CFStringConvertEncodingToNSStringEncoding(CFStringConvertIANACharSetNameToEncoding((CFStringRef)[response textEncodingName])) really necessary? For the first time I’m doing some reasonably heavy lifting with NSURLConnection, and I remember why I’ve been avoiding diving in too deeply (so far I’ve managed to either use Small Sockets,
+stringWithContentsOfURL:, or not use Cocoa at all for my network-enabled projects).
According to the documentation:
Clients can convert [
textEncodingName] to an
CFStringEncodingusing the methods and functions available in the appropriate framework.
However, the best way I’ve seen for getting to an
NSStringEncoding is the above code, which wraps an

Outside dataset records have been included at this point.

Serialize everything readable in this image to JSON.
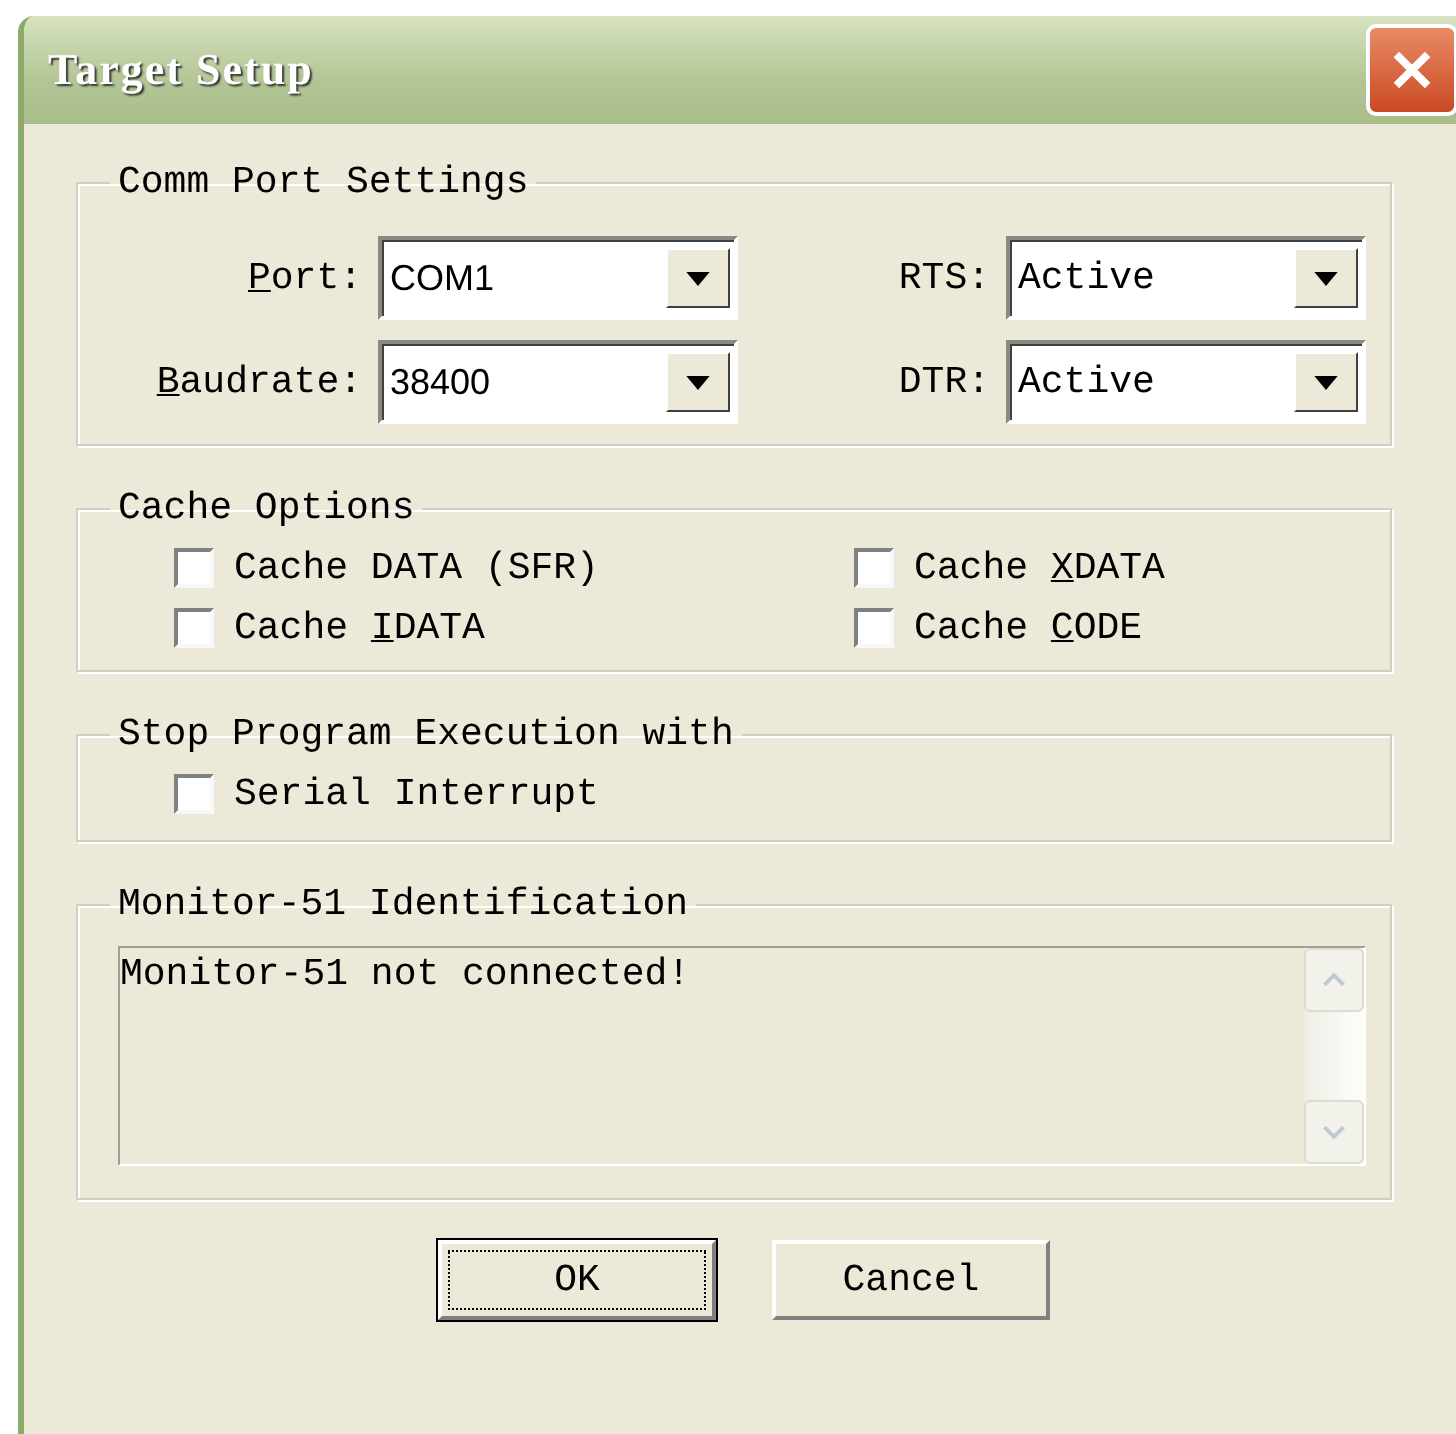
{
  "window": {
    "title": "Target Setup"
  },
  "comm_port_settings": {
    "title": "Comm Port Settings",
    "fields": [
      {
        "label": {
          "key": "P",
          "after": "ort:"
        },
        "value": "COM1"
      },
      {
        "label": {
          "before": "RTS:"
        },
        "value": "Active"
      },
      {
        "label": {
          "key": "B",
          "after": "audrate:"
        },
        "value": "38400"
      },
      {
        "label": {
          "before": "DTR:"
        },
        "value": "Active"
      }
    ]
  },
  "cache_options": {
    "title": "Cache Options",
    "options": [
      {
        "label": {
          "before": "Cache DATA (SFR)"
        },
        "checked": false
      },
      {
        "label": {
          "before": "Cache ",
          "key": "X",
          "after": "DATA"
        },
        "checked": false
      },
      {
        "label": {
          "before": "Cache ",
          "key": "I",
          "after": "DATA"
        },
        "checked": false
      },
      {
        "label": {
          "before": "Cache ",
          "key": "C",
          "after": "ODE"
        },
        "checked": false
      }
    ]
  },
  "stop_program_execution": {
    "title": "Stop Program Execution with",
    "options": [
      {
        "label": {
          "before": "Serial Interrupt"
        },
        "checked": false
      }
    ]
  },
  "identification": {
    "title": "Monitor-51 Identification",
    "text": "Monitor-51 not connected!"
  },
  "buttons": [
    {
      "label": "OK",
      "selected": true
    },
    {
      "label": "Cancel",
      "selected": false
    }
  ]
}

NSString cast in two horribly long function calls. Why wasn’t this provided as a class method on
NSURLResponse, or even better, have
NSURLResponse return an
NSStringEncoding, flat out.
In situations like this in the past, I’ve used PyObjC and Python’s excellent networking APIs to do heavy lifting. Unfortunately, neither Python nor PyObjC are available on a certain small device that runs an operating system similar to Mac OS X.
Filed as Radar #5817106.